==== MATERIAL SHOWN ====

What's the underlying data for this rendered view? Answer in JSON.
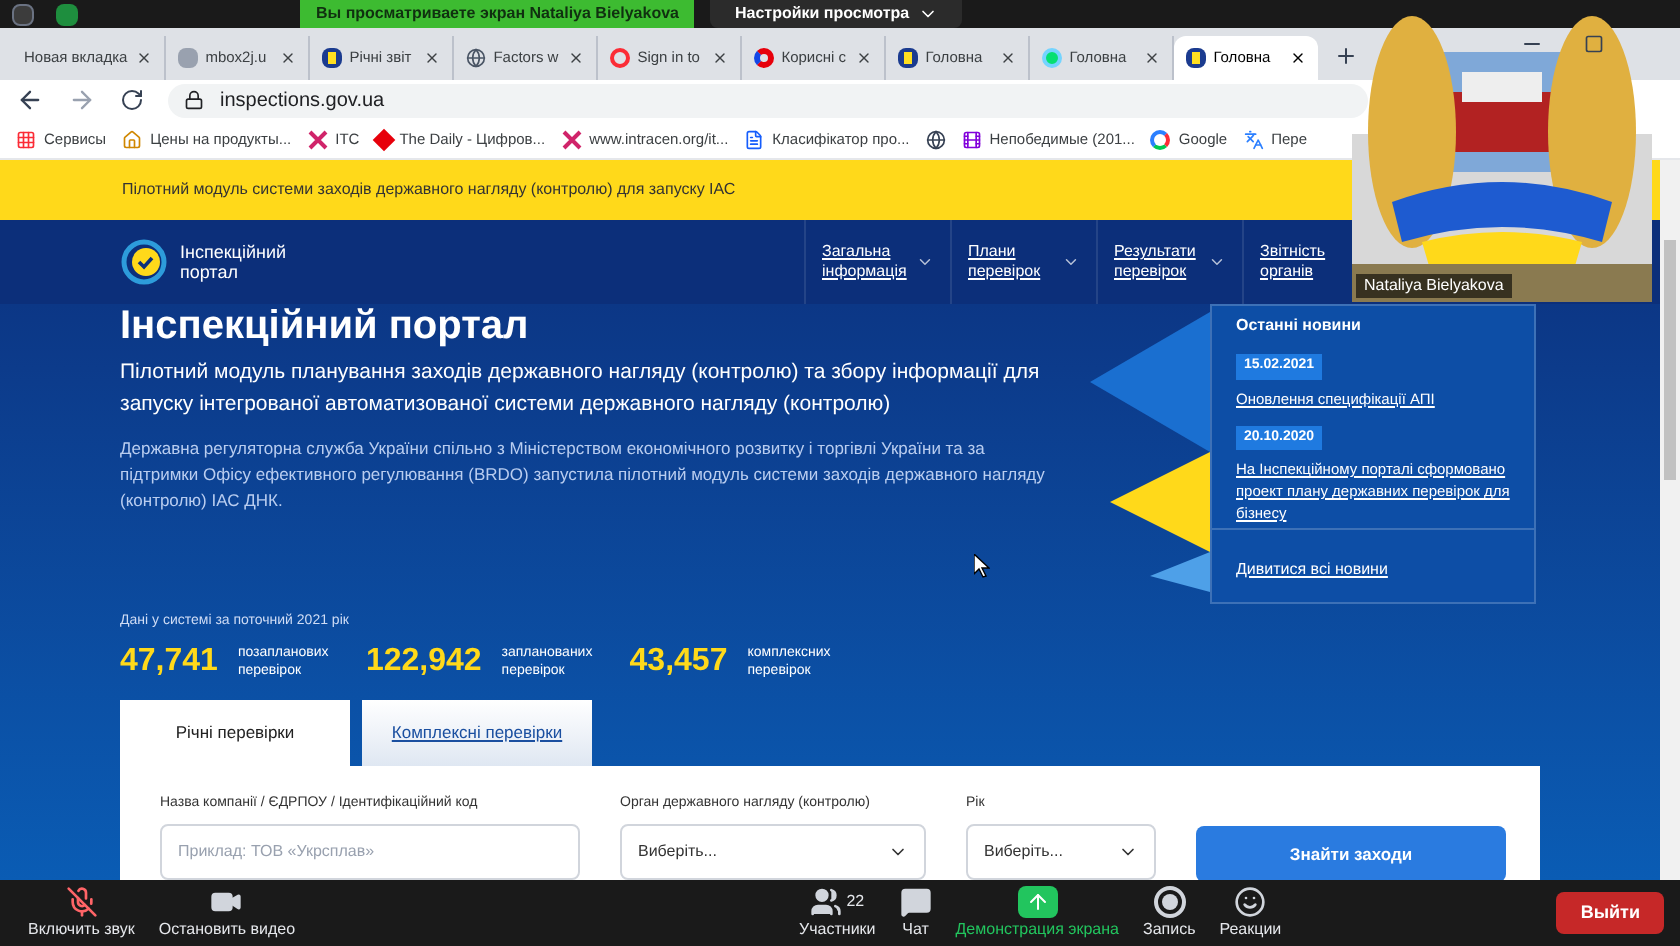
{
  "share_banner": {
    "text": "Вы просматриваете экран Nataliya Bielyakova",
    "view_settings": "Настройки просмотра"
  },
  "browser_tabs": [
    {
      "label": "Новая вкладка",
      "kind": "blank",
      "selected": false
    },
    {
      "label": "mbox2j.u",
      "kind": "page",
      "selected": false
    },
    {
      "label": "Річні звіт",
      "kind": "trident",
      "selected": false
    },
    {
      "label": "Factors w",
      "kind": "globe",
      "selected": false
    },
    {
      "label": "Sign in to",
      "kind": "target",
      "selected": false
    },
    {
      "label": "Корисні с",
      "kind": "ring",
      "selected": false
    },
    {
      "label": "Головна",
      "kind": "trident",
      "selected": false
    },
    {
      "label": "Головна",
      "kind": "dot",
      "selected": false
    },
    {
      "label": "Головна",
      "kind": "trident",
      "selected": true
    }
  ],
  "address": "inspections.gov.ua",
  "bookmarks": [
    {
      "label": "Сервисы",
      "kind": "apps"
    },
    {
      "label": "Цены на продукты...",
      "kind": "home"
    },
    {
      "label": "ITC",
      "kind": "cross"
    },
    {
      "label": "The Daily - Цифров...",
      "kind": "maple"
    },
    {
      "label": "www.intracen.org/it...",
      "kind": "cross"
    },
    {
      "label": "Класифікатор про...",
      "kind": "doc"
    },
    {
      "kind": "globe"
    },
    {
      "label": "Непобедимые (201...",
      "kind": "film"
    },
    {
      "label": "Google",
      "kind": "google"
    },
    {
      "label": "Пере",
      "kind": "translate"
    }
  ],
  "site": {
    "banner": "Пілотний модуль системи заходів державного нагляду (контролю) для запуску ІАС",
    "logo_text": "Інспекційний портал",
    "nav": [
      {
        "label": "Загальна інформація",
        "dropdown": true
      },
      {
        "label": "Плани перевірок",
        "dropdown": true
      },
      {
        "label": "Результати перевірок",
        "dropdown": true
      },
      {
        "label": "Звітність органів"
      }
    ],
    "heading": "Інспекційний портал",
    "subtitle": "Пілотний модуль планування заходів державного нагляду (контролю) та збору інформації для запуску інтегрованої автоматизованої системи державного нагляду (контролю)",
    "description": "Державна регуляторна служба України спільно з Міністерством економічного розвитку і торгівлі України та за підтримки Офісу ефективного регулювання (BRDO) запустила пілотний модуль системи заходів державного нагляду (контролю) ІАС ДНК.",
    "stats_caption": "Дані у системі за поточний 2021 рік",
    "stats": [
      {
        "value": "47,741",
        "label": "позапланових перевірок"
      },
      {
        "value": "122,942",
        "label": "запланованих перевірок"
      },
      {
        "value": "43,457",
        "label": "комплексних перевірок"
      }
    ],
    "news": {
      "title": "Останні новини",
      "items": [
        {
          "date": "15.02.2021",
          "title": "Оновлення специфікації АПІ"
        },
        {
          "date": "20.10.2020",
          "title": "На Інспекційному порталі сформовано проект плану державних перевірок для бізнесу"
        }
      ],
      "all_link": "Дивитися всі новини"
    },
    "search_tabs": [
      {
        "label": "Річні перевірки",
        "selected": true
      },
      {
        "label": "Комплексні перевірки",
        "selected": false
      }
    ],
    "form": {
      "company_label": "Назва компанії / ЄДРПОУ / Ідентифікаційний код",
      "company_placeholder": "Приклад: ТОВ «Укрсплав»",
      "authority_label": "Орган державного нагляду (контролю)",
      "authority_value": "Виберіть...",
      "year_label": "Рік",
      "year_value": "Виберіть...",
      "submit": "Знайти заходи"
    }
  },
  "video": {
    "name": "Nataliya Bielyakova"
  },
  "zoom_toolbar": [
    {
      "label": "Включить звук",
      "kind": "mic-off",
      "active": false
    },
    {
      "label": "Остановить видео",
      "kind": "video",
      "active": false
    },
    {
      "label": "Участники",
      "kind": "people",
      "count": "22",
      "active": false
    },
    {
      "label": "Чат",
      "kind": "chat",
      "active": false
    },
    {
      "label": "Демонстрация экрана",
      "kind": "share",
      "active": true
    },
    {
      "label": "Запись",
      "kind": "record",
      "active": false
    },
    {
      "label": "Реакции",
      "kind": "smile",
      "active": false
    }
  ],
  "leave": "Выйти"
}
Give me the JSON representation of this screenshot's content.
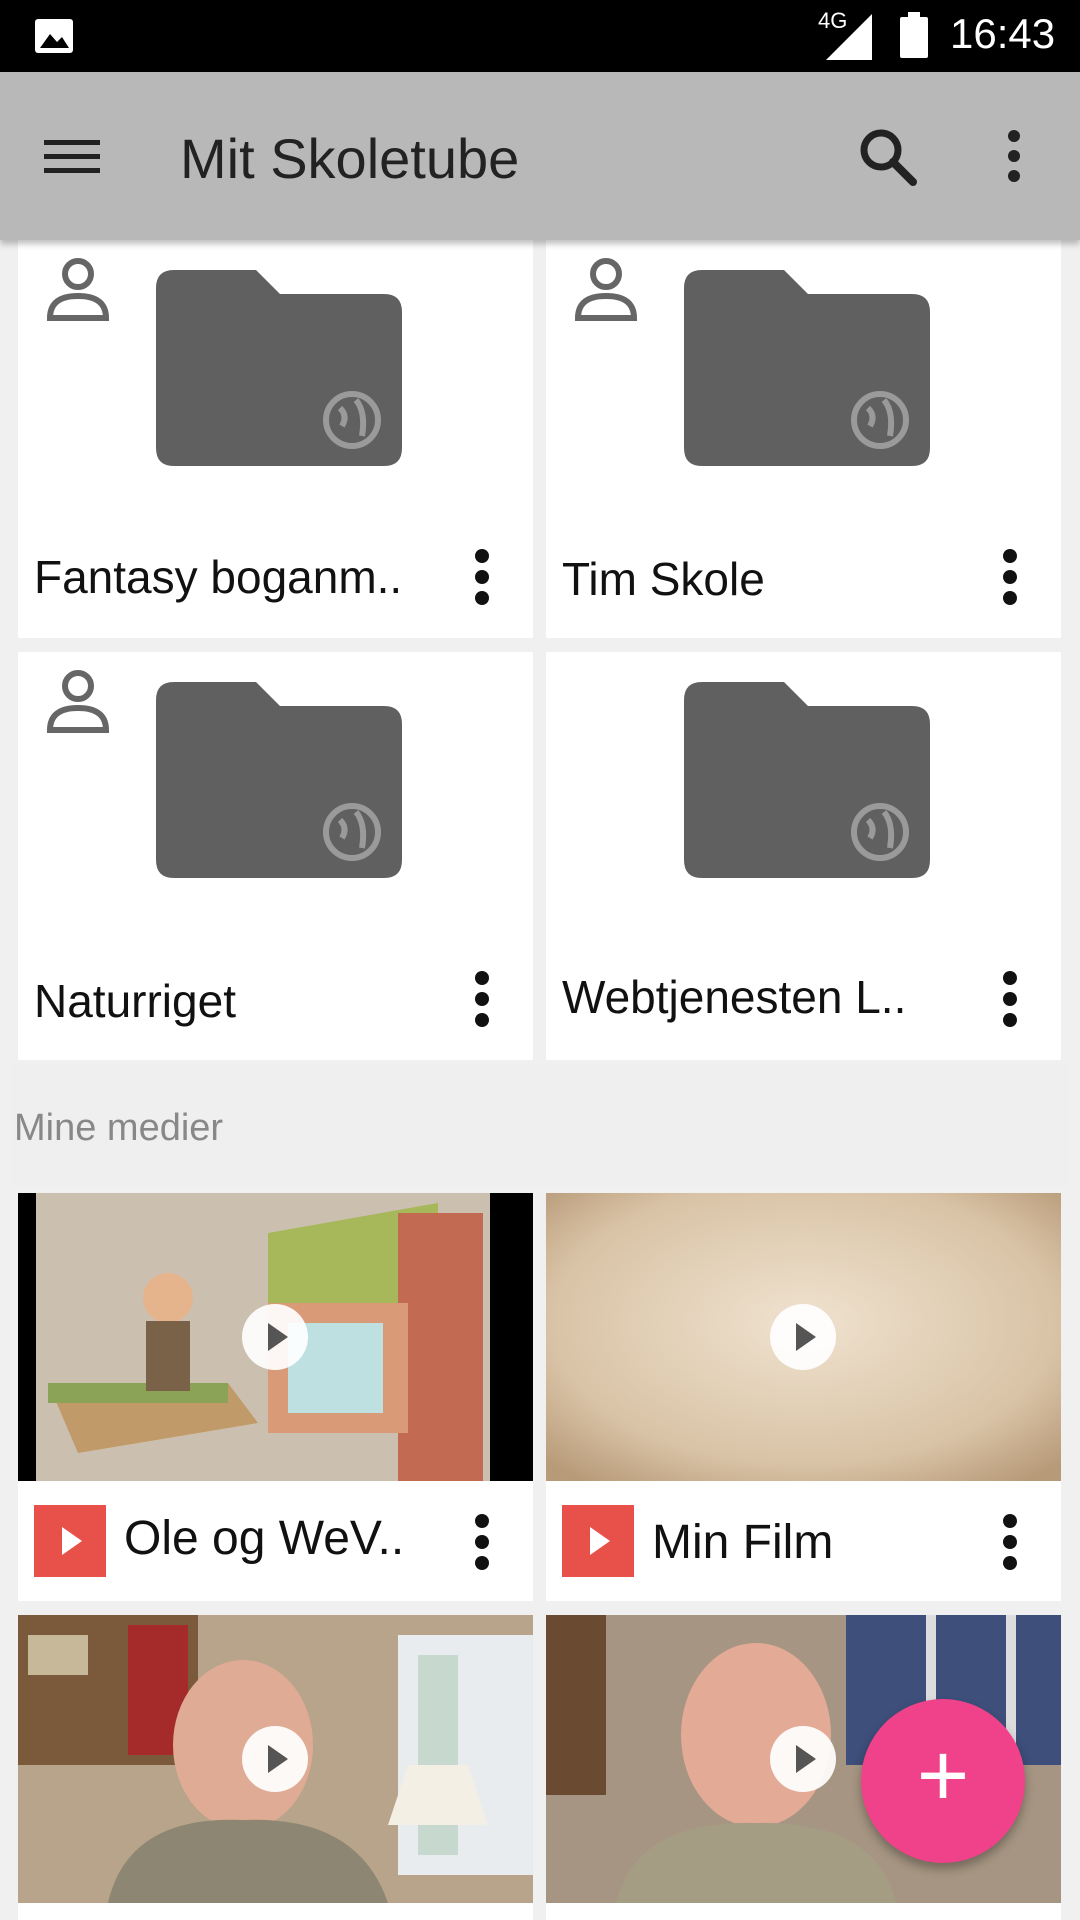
{
  "status_bar": {
    "network": "4G",
    "time": "16:43",
    "icons": [
      "gallery-icon",
      "signal-icon",
      "battery-icon"
    ]
  },
  "app_bar": {
    "title": "Mit Skoletube",
    "icons": [
      "menu-icon",
      "search-icon",
      "more-vert-icon"
    ]
  },
  "folders": [
    {
      "title": "Fantasy boganm..",
      "owner_icon": true,
      "icon": "folder-public-icon"
    },
    {
      "title": "Tim Skole",
      "owner_icon": true,
      "icon": "folder-public-icon"
    },
    {
      "title": "Naturriget",
      "owner_icon": true,
      "icon": "folder-public-icon"
    },
    {
      "title": "Webtjenesten L..",
      "owner_icon": false,
      "icon": "folder-public-icon"
    }
  ],
  "media_section": {
    "title": "Mine medier"
  },
  "media": [
    {
      "title": "Ole og WeV..",
      "type_icon": "video-icon"
    },
    {
      "title": "Min Film",
      "type_icon": "video-icon"
    },
    {
      "title": "",
      "type_icon": "video-icon"
    },
    {
      "title": "",
      "type_icon": "video-icon"
    }
  ],
  "fab": {
    "label": "+"
  },
  "colors": {
    "app_bar": "#b8b8b8",
    "folder": "#606060",
    "badge": "#e8514a",
    "fab": "#f0428a"
  }
}
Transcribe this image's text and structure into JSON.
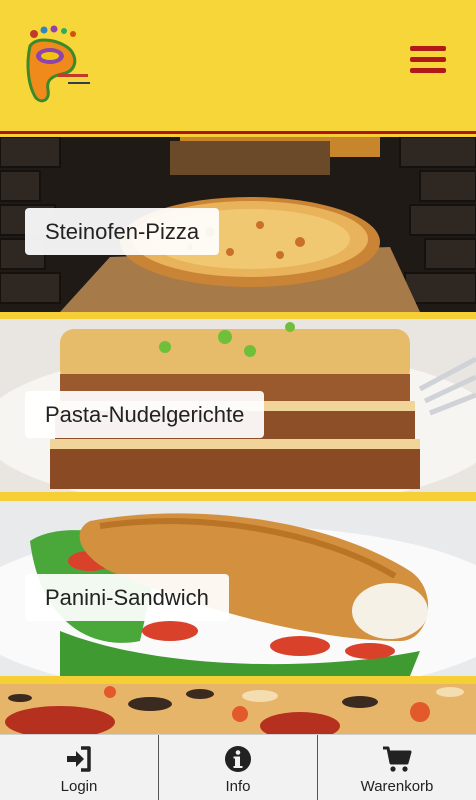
{
  "header": {
    "logo_name": "pizza-pia-logo",
    "menu_icon": "hamburger-icon",
    "accent_color": "#b11818",
    "background_color": "#f7d63a"
  },
  "categories": [
    {
      "label": "Steinofen-Pizza"
    },
    {
      "label": "Pasta-Nudelgerichte"
    },
    {
      "label": "Panini-Sandwich"
    }
  ],
  "tabbar": {
    "tabs": [
      {
        "label": "Login",
        "icon": "login-icon"
      },
      {
        "label": "Info",
        "icon": "info-icon"
      },
      {
        "label": "Warenkorb",
        "icon": "cart-icon"
      }
    ]
  }
}
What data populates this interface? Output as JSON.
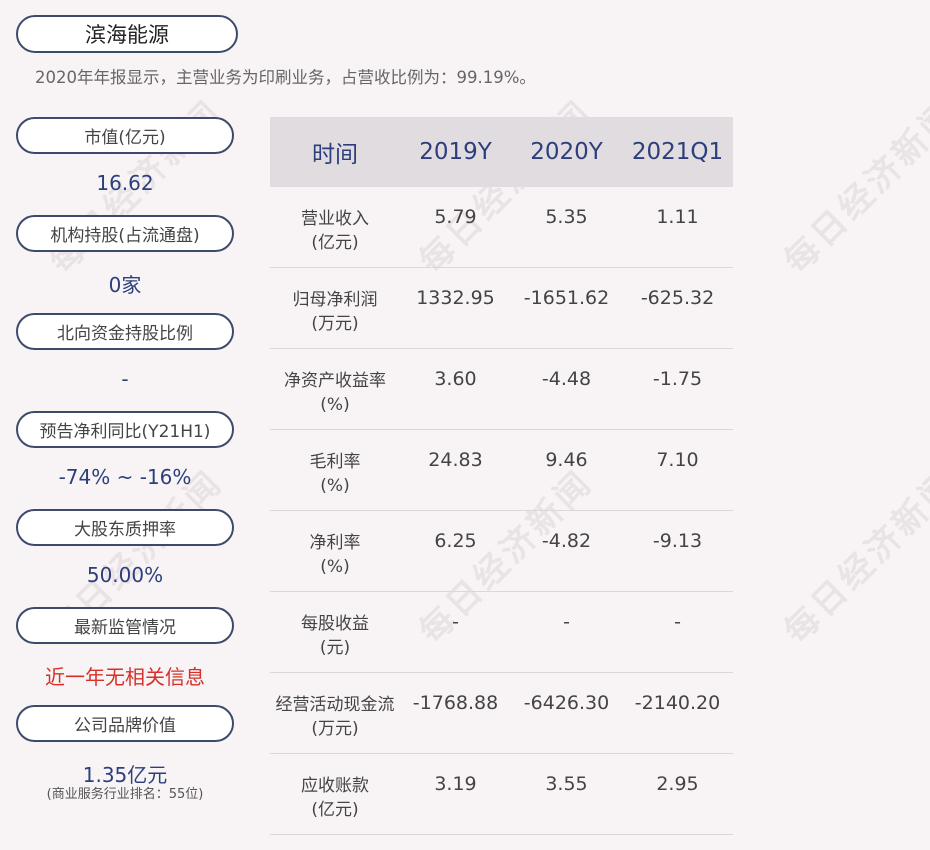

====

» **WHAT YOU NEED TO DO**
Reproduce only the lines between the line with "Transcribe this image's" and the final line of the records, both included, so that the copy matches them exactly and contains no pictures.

» **WORKED SOLUTION**
Transcribe this image's text and structure into JSON.
{
  "header": {
    "logo_name": "pizza-pia-logo",
    "menu_icon": "hamburger-icon",
    "accent_color": "#b11818",
    "background_color": "#f7d63a"
  },
  "categories": [
    {
      "label": "Steinofen-Pizza"
    },
    {
      "label": "Pasta-Nudelgerichte"
    },
    {
      "label": "Panini-Sandwich"
    }
  ],
  "tabbar": {
    "tabs": [
      {
        "label": "Login",
        "icon": "login-icon"
      },
      {
        "label": "Info",
        "icon": "info-icon"
      },
      {
        "label": "Warenkorb",
        "icon": "cart-icon"
      }
    ]
  }
}
What data populates this interface? Output as JSON.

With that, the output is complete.